My sweet, precious friend…can you pray through your teardrops? This one I know for sure. God is, indeed, close to the brokenhearted. In the moments when I have felt His unmistakable presence, and on the few occasions when I have audibly heard His voice, there was one common denominator. Each event occured when I cried out to the Lord, when my despair trickled down my cheeks in a slow, steady stream.
Perhaps heartbreak opens our lines of communication because our Lord himself can relate. After all, God had a boy once. A boy that He loved so very much. He knew His boy would die. And, near the end, that boy asked His Father wasn’t there any other way? And His Father had to tell him no. Don’t you know that broke His heart? So, I know without a doubt that God heard my cries the night I lost Joe and all the nights since. Because he knows what it’s like to love the sweetest boy, to want so much for him to live, to watch him die so young.

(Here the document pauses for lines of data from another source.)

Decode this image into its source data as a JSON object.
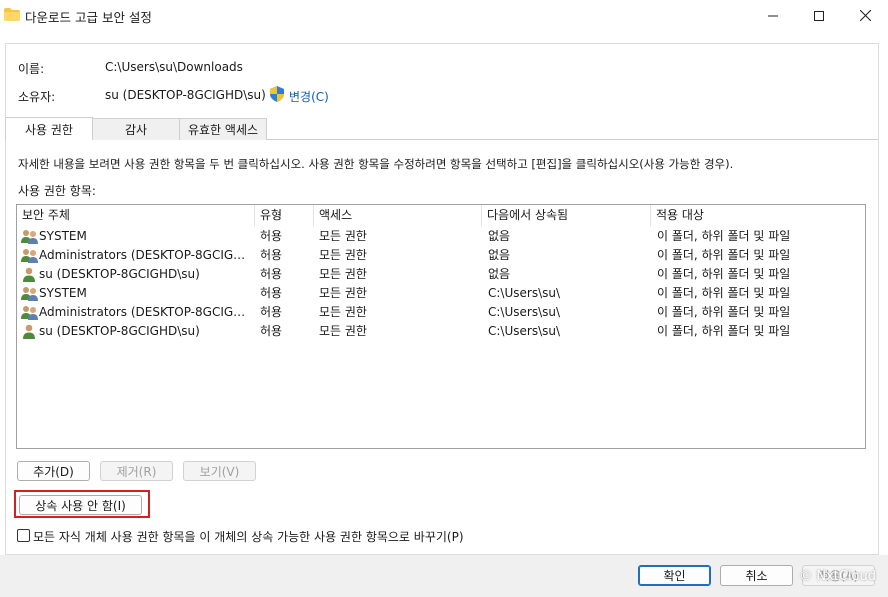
{
  "window": {
    "title": "다운로드 고급 보안 설정",
    "minimize_glyph": "—",
    "maximize_glyph": "☐",
    "close_glyph": "✕"
  },
  "info": {
    "name_label": "이름:",
    "name_value": "C:\\Users\\su\\Downloads",
    "owner_label": "소유자:",
    "owner_value": "su (DESKTOP-8GCIGHD\\su)",
    "change_link": "변경(C)"
  },
  "tabs": [
    {
      "label": "사용 권한",
      "active": true
    },
    {
      "label": "감사",
      "active": false
    },
    {
      "label": "유효한 액세스",
      "active": false
    }
  ],
  "instructions": "자세한 내용을 보려면 사용 권한 항목을 두 번 클릭하십시오. 사용 권한 항목을 수정하려면 항목을 선택하고 [편집]을 클릭하십시오(사용 가능한 경우).",
  "entries_label": "사용 권한 항목:",
  "table": {
    "columns": [
      "보안 주체",
      "유형",
      "액세스",
      "다음에서 상속됨",
      "적용 대상"
    ],
    "rows": [
      {
        "icon": "group-users-icon",
        "principal": "SYSTEM",
        "type": "허용",
        "access": "모든 권한",
        "inherited": "없음",
        "applies": "이 폴더, 하위 폴더 및 파일"
      },
      {
        "icon": "group-users-icon",
        "principal": "Administrators (DESKTOP-8GCIGHD\\...",
        "type": "허용",
        "access": "모든 권한",
        "inherited": "없음",
        "applies": "이 폴더, 하위 폴더 및 파일"
      },
      {
        "icon": "single-user-icon",
        "principal": "su (DESKTOP-8GCIGHD\\su)",
        "type": "허용",
        "access": "모든 권한",
        "inherited": "없음",
        "applies": "이 폴더, 하위 폴더 및 파일"
      },
      {
        "icon": "group-users-icon",
        "principal": "SYSTEM",
        "type": "허용",
        "access": "모든 권한",
        "inherited": "C:\\Users\\su\\",
        "applies": "이 폴더, 하위 폴더 및 파일"
      },
      {
        "icon": "group-users-icon",
        "principal": "Administrators (DESKTOP-8GCIGHD\\...",
        "type": "허용",
        "access": "모든 권한",
        "inherited": "C:\\Users\\su\\",
        "applies": "이 폴더, 하위 폴더 및 파일"
      },
      {
        "icon": "single-user-icon",
        "principal": "su (DESKTOP-8GCIGHD\\su)",
        "type": "허용",
        "access": "모든 권한",
        "inherited": "C:\\Users\\su\\",
        "applies": "이 폴더, 하위 폴더 및 파일"
      }
    ]
  },
  "buttons": {
    "add": "추가(D)",
    "remove": "제거(R)",
    "view": "보기(V)",
    "disable_inheritance": "상속 사용 안 함(I)",
    "ok": "확인",
    "cancel": "취소",
    "apply": "적용(A)"
  },
  "checkbox": {
    "label": "모든 자식 개체 사용 권한 항목을 이 개체의 상속 가능한 사용 권한 항목으로 바꾸기(P)",
    "checked": false
  },
  "watermark": "© NxtCloud",
  "colors": {
    "link": "#0a5fb4",
    "highlight_box": "#d62020",
    "primary_border": "#1f6fbf"
  }
}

About a week ago, I stood in the kitchen having a conversation with Cameron, my 17 year old almost grown boy. As he asked me a question, he slipped up and called me Mommy. Did I love it?? Oh, yes I did. 😊 I also realized that even though my children think they are grown, deep inside they will probably always need their mama just a little.
Prayer does not win God to our view—it reveals God’s view to us. For me, God’s view is this: We are forever safe in the arms of our Father. He delights in our childlike faith, and He hears our prayers even in their most basic form. From our first newborn cry to our last, God’s heartstrings are tethered to our own…simply because we are His children. We are His children, even when we think we’re grown. And we will forever need our Grown Up. 💗
-Words of Wisdom from The Book of Joe